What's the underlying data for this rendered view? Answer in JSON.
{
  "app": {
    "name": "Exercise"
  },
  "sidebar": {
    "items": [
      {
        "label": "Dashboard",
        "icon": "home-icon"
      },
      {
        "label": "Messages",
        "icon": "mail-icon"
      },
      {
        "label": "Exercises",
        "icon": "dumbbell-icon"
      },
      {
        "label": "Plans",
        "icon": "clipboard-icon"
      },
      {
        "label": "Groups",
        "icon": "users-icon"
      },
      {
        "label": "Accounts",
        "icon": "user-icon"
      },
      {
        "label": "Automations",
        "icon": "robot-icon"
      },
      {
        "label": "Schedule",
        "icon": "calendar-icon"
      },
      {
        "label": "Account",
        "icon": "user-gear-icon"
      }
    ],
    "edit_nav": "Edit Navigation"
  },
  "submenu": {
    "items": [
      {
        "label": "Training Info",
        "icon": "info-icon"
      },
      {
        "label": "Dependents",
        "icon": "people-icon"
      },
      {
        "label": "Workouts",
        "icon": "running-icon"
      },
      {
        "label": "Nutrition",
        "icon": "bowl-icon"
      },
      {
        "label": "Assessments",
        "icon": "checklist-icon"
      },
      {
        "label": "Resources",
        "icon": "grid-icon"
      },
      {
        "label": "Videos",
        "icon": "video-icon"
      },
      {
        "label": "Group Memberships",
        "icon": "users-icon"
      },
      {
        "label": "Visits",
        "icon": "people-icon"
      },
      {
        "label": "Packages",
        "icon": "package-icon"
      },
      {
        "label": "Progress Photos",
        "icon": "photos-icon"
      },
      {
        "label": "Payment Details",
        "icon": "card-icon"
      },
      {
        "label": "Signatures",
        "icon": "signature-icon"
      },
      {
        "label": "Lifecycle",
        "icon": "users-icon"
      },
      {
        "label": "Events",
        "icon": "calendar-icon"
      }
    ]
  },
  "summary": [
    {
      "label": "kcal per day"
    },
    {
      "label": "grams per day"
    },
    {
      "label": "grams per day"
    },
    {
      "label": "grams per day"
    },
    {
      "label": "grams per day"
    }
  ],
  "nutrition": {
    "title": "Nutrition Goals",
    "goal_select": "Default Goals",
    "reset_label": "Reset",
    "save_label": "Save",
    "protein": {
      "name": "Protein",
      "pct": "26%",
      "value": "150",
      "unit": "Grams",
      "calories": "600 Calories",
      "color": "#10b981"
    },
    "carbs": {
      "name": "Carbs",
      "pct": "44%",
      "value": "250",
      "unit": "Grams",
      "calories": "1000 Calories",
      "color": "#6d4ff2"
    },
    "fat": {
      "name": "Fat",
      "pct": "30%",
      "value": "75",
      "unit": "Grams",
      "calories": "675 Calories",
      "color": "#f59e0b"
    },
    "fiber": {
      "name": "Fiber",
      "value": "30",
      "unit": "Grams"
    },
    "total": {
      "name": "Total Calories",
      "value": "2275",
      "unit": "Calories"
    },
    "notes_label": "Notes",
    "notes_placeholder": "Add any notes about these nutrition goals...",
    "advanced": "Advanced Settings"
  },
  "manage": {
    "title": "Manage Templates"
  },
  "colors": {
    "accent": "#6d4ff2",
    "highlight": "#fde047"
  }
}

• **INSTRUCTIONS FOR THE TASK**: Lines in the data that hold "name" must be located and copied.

• **EXERCISE OUTPUT**:
    "name": "Exercise"
      "name": "Protein",
      "name": "Carbs",
      "name": "Fat",
      "name": "Fiber",
      "name": "Total Calories",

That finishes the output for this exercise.